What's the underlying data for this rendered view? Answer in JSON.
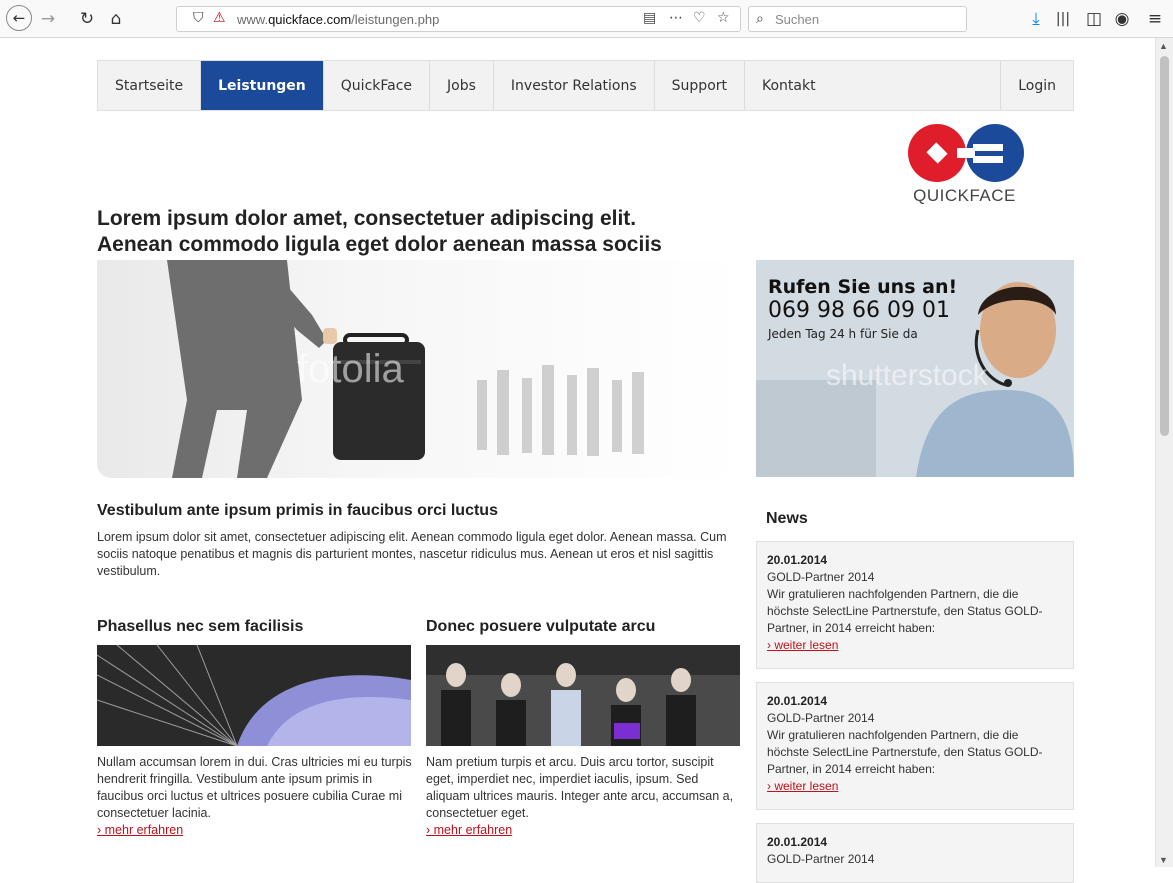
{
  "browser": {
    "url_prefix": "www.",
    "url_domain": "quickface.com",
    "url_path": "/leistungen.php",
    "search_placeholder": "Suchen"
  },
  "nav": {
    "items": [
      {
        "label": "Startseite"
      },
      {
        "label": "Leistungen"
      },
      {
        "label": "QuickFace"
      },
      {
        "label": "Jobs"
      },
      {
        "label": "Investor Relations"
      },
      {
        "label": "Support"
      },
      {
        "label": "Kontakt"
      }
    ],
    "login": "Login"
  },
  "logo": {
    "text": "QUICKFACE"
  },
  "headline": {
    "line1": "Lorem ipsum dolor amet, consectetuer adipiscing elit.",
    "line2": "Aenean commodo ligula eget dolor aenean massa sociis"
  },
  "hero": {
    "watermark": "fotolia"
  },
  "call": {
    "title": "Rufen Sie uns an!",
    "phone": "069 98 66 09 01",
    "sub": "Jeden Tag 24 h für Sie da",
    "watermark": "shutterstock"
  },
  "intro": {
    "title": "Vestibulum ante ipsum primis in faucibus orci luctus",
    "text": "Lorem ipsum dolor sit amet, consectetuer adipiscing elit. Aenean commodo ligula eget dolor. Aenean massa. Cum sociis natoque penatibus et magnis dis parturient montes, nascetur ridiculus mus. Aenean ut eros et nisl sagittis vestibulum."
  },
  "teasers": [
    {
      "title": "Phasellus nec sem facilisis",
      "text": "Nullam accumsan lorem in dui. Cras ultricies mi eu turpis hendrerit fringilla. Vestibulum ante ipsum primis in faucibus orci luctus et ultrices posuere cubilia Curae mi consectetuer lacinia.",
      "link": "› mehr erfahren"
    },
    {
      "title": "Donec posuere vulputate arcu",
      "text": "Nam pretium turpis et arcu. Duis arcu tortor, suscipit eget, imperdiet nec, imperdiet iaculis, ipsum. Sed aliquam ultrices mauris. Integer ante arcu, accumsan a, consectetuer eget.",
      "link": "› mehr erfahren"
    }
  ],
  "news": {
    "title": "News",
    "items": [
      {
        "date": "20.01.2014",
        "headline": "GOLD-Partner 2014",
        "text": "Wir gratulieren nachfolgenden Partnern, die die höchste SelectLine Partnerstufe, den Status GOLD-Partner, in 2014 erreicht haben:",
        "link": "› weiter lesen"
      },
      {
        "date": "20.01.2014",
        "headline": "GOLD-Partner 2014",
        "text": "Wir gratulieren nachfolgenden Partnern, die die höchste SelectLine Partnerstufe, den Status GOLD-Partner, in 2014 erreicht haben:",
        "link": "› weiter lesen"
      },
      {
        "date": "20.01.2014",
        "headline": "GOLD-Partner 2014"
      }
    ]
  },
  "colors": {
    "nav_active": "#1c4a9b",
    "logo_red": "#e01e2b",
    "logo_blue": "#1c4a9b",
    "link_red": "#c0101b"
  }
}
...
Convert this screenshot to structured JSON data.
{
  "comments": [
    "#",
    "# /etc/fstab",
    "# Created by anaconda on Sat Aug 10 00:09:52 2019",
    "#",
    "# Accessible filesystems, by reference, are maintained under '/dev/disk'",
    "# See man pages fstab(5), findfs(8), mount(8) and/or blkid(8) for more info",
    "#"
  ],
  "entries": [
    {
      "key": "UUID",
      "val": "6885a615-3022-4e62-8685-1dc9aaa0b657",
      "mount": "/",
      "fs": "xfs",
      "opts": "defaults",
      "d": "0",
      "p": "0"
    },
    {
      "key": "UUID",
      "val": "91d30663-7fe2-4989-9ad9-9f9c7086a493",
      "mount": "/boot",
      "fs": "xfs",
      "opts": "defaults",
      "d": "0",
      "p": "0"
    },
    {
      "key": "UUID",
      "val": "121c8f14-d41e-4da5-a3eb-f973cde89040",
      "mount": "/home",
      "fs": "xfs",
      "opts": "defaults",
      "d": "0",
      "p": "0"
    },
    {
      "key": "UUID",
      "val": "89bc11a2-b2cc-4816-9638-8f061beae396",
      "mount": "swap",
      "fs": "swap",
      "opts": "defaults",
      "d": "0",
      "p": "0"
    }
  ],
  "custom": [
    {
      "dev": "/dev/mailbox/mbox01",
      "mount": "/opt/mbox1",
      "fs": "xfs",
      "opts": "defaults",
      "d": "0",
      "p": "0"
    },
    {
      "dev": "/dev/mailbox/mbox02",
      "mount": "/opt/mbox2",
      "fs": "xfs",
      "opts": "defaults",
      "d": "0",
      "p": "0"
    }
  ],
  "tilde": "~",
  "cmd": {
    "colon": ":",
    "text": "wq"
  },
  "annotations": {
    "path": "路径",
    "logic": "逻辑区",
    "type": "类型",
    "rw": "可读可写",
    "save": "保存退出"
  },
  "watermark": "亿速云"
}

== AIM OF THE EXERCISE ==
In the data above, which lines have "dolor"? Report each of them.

== WRITTEN SOLUTION ==
    "line1": "Lorem ipsum dolor amet, consectetuer adipiscing elit.",
    "line2": "Aenean commodo ligula eget dolor aenean massa sociis"
    "text": "Lorem ipsum dolor sit amet, consectetuer adipiscing elit. Aenean commodo ligula eget dolor. Aenean massa. Cum sociis natoque penatibus et magnis dis parturient montes, nascetur ridiculus mus. Aenean ut eros et nisl sagittis vestibulum."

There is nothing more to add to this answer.